Content starts

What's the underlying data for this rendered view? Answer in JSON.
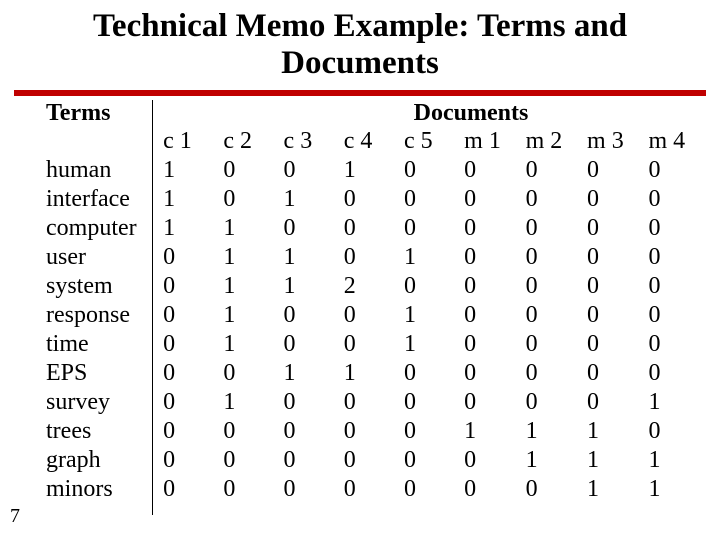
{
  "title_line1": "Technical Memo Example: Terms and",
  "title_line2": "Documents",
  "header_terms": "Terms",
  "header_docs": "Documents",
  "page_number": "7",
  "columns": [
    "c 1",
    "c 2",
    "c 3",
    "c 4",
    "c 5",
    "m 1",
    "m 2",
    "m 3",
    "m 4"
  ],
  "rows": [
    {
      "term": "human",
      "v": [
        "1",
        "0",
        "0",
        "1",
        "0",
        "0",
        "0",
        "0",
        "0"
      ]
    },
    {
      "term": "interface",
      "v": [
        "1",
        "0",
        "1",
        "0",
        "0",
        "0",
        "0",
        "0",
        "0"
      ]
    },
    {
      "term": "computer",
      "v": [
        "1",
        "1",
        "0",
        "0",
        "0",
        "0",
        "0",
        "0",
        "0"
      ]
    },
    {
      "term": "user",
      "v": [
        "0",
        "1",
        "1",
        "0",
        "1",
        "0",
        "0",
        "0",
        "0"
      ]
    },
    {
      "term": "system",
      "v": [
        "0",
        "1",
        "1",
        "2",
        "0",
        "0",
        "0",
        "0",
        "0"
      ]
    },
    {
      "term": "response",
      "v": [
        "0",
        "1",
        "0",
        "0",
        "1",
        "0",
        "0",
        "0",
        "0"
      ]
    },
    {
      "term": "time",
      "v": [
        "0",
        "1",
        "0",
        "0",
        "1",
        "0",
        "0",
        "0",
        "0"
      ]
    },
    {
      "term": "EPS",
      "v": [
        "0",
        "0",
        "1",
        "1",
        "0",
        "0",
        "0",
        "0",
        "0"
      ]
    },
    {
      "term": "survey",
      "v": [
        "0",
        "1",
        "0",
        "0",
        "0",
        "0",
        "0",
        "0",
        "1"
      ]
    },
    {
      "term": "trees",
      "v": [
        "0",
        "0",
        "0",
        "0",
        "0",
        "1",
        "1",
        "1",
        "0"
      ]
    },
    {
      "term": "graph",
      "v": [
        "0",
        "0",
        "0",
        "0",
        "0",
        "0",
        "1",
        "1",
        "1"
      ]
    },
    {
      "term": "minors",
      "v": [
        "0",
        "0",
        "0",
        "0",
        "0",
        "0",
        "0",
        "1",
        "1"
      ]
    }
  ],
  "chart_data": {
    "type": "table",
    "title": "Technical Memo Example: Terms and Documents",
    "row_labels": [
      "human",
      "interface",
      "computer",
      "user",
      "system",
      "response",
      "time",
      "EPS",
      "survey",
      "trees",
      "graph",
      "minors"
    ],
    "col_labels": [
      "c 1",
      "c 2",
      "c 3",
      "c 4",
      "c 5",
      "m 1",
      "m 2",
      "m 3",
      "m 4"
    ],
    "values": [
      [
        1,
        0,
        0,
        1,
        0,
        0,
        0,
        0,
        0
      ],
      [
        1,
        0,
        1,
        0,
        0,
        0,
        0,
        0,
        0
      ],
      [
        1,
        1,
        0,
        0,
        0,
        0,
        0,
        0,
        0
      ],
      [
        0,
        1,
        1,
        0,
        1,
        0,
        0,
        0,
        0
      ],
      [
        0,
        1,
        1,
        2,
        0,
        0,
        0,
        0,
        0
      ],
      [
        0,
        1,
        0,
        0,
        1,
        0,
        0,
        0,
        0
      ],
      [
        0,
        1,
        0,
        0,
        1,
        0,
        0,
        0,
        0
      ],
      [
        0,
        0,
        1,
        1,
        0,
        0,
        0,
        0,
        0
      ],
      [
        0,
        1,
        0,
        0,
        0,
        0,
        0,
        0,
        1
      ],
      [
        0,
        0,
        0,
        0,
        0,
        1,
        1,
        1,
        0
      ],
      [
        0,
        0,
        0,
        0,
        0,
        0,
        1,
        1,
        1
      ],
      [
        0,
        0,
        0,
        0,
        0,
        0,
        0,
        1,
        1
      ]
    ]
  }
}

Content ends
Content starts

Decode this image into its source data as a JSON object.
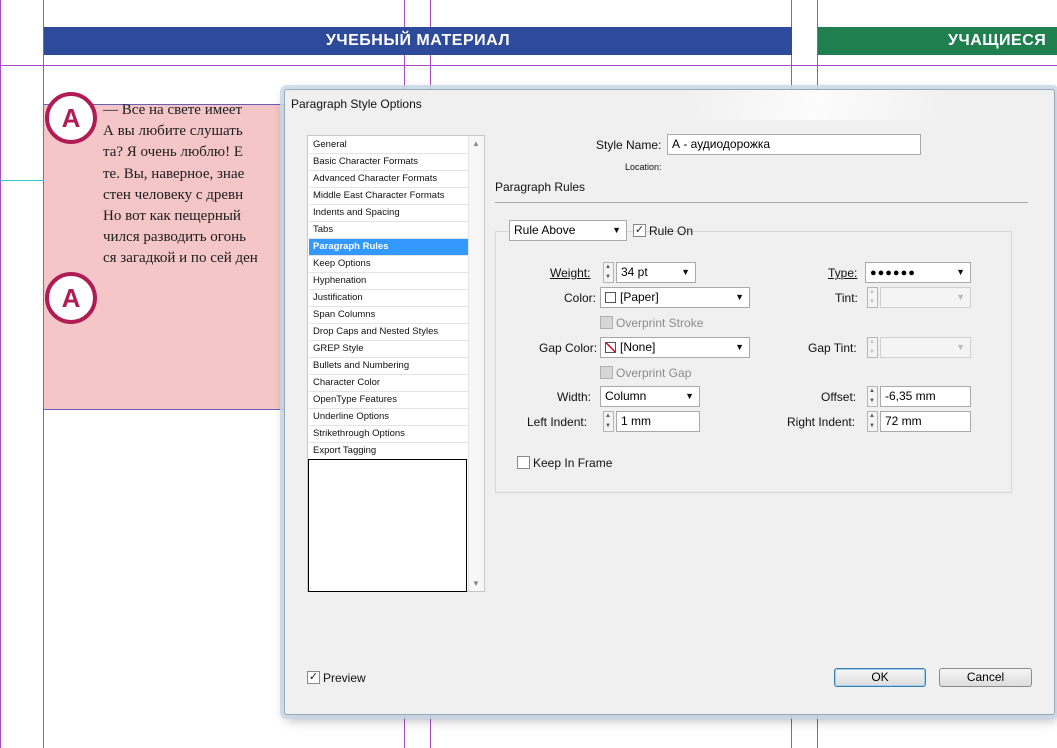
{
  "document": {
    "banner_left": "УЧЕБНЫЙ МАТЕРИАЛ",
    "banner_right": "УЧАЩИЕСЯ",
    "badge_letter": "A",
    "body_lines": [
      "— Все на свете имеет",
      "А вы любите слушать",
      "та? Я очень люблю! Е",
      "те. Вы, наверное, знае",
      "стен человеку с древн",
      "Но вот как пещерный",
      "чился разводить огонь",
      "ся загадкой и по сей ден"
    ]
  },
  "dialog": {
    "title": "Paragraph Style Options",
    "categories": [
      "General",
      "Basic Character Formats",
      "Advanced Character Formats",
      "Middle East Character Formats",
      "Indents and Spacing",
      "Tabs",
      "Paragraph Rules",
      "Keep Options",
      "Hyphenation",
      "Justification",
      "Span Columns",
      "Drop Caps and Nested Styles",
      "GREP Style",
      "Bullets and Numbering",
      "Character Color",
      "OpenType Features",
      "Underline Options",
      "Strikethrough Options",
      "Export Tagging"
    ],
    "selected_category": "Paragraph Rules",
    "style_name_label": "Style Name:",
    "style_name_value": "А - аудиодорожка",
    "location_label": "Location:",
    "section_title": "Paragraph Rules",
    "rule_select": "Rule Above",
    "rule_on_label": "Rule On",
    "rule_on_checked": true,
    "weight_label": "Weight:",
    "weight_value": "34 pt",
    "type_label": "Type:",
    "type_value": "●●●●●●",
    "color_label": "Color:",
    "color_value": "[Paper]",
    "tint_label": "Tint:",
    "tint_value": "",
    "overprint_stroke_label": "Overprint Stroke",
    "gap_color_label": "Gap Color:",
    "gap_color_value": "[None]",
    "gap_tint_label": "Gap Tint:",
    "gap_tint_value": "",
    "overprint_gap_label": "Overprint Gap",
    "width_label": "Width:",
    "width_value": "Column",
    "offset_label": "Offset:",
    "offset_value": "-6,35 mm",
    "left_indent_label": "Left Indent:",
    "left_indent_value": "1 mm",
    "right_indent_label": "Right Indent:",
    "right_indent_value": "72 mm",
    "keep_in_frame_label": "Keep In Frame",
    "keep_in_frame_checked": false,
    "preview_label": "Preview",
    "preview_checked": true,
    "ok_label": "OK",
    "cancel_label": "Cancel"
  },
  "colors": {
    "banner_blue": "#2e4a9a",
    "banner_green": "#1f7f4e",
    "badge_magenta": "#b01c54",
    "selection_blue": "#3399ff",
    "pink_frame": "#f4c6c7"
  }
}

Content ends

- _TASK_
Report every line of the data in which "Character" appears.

- _OUTPUT OF THE EXERCISE_
      "Basic Character Formats",
      "Advanced Character Formats",
      "Middle East Character Formats",
      "Character Color",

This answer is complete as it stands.